Karpiira-snanjart is. As for Mahodaya, and its identity with Kaiiauj, the Professor forgot here to look into his own dictionary. Further, he has foisted in Vyésa ; and he has arbitrarily altered Bliartriinentlia into Bhartrihari :
quently lie became Bliartriinentlia; and, again, he existed as Bhavabhiiti. The
same is now Rajas'ekliai-a."
Journal, for 1852, pp. 494.-498.'_
paddhati; with two specimens of Mentl_ia’s,
-I" See p. 321 of the preceding volume of this Journal.
1', The visarga, as obviously being required, has been supplied. The "Q has been inserted by conjecture: but the conjunct in ‘WW1 0011111 110% but Bl? Once suggest it.
' Instead of this, the former decipherment has qqqzqrU
I Here I have converted a sibilant into a visarga.
§ Of the gotra of Darbhin mention is frequent. For Dzirbhya, see the Indiache Studien, Vol. I-, pp. 209, 255; and Vol. IL, pp. 308, 309 : for Darbhyu, Professor Max M1'iller’s History of Ancient Sanskrit Lilerature, first edition, p. 283 : and, for Darbha, Professor Weber’s Catalogue of the Berlin Sanskrit
Manuscripts, p. 56, line 7. _ [1 Here is an error, but of easy correction. There should have been, of course,

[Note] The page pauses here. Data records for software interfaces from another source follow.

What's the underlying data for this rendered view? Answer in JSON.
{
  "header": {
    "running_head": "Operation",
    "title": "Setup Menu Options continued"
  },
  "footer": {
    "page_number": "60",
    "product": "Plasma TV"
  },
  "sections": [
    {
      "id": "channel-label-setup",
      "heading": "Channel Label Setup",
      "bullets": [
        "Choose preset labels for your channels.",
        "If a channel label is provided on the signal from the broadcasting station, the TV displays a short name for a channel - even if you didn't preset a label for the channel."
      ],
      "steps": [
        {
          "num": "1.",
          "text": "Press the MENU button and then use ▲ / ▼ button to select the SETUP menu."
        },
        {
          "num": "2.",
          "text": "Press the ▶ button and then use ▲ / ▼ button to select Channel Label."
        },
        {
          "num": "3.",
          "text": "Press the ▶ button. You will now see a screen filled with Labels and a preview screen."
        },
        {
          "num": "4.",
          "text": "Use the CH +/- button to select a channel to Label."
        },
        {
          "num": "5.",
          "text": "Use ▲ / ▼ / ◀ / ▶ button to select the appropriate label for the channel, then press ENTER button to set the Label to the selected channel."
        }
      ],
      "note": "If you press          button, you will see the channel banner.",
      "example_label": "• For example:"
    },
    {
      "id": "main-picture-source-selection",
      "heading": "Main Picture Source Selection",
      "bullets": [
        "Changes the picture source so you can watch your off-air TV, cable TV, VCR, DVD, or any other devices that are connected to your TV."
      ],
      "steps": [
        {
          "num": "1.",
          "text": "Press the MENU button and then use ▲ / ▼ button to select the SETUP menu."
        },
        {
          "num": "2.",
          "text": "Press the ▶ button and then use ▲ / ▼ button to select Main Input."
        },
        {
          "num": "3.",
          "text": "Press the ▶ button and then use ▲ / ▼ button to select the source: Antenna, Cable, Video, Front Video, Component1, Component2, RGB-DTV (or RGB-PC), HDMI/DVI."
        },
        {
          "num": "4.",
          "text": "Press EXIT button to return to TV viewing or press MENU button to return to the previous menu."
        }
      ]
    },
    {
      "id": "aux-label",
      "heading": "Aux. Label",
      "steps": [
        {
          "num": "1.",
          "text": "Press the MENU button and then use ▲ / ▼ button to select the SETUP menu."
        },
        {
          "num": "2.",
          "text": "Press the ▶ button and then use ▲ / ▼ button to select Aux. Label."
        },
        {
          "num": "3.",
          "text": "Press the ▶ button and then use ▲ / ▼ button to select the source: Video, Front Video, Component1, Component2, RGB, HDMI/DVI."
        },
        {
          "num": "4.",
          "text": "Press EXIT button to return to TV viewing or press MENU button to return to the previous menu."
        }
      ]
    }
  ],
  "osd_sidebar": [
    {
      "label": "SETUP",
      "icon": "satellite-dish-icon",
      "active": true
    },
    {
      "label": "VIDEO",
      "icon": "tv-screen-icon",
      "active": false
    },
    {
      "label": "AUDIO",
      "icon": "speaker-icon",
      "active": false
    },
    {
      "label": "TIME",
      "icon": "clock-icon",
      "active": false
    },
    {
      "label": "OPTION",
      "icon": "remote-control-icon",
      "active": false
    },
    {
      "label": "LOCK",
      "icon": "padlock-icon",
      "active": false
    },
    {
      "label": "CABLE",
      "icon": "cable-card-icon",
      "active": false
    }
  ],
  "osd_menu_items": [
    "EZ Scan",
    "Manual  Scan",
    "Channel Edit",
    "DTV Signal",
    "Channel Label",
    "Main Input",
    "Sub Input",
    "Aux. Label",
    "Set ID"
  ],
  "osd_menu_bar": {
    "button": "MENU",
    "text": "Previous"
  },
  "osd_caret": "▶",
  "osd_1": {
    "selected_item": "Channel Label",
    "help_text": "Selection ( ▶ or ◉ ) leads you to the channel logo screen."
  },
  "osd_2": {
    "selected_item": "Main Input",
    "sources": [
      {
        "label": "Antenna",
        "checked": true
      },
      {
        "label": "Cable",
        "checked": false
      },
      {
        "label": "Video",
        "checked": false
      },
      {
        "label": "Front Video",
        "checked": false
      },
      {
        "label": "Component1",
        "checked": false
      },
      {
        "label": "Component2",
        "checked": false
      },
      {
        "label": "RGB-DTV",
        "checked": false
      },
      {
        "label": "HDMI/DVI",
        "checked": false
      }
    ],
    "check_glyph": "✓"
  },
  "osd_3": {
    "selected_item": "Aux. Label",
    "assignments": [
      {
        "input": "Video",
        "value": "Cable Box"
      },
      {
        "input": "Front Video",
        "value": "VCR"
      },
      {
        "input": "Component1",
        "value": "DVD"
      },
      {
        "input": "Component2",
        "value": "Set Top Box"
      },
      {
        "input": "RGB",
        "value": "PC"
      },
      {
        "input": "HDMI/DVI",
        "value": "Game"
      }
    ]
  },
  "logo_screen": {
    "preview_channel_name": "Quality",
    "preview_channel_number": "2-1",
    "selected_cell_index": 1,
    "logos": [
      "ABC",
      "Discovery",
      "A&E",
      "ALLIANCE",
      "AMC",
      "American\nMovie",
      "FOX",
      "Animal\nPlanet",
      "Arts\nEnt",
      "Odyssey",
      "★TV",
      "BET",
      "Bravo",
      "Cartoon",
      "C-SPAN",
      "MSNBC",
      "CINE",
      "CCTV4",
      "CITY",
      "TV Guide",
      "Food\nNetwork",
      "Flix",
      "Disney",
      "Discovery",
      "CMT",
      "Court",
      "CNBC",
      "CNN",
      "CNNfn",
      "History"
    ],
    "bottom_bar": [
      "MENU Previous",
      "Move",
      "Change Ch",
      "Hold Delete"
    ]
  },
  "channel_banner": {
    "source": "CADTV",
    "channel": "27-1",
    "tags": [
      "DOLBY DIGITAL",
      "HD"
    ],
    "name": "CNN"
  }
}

ting a dynastic year, and an indistinct compound character of unknown significance. Further on, the day of the semi-lunation is expressed by a. single numeral. It is the same as the first of the two just spoken of.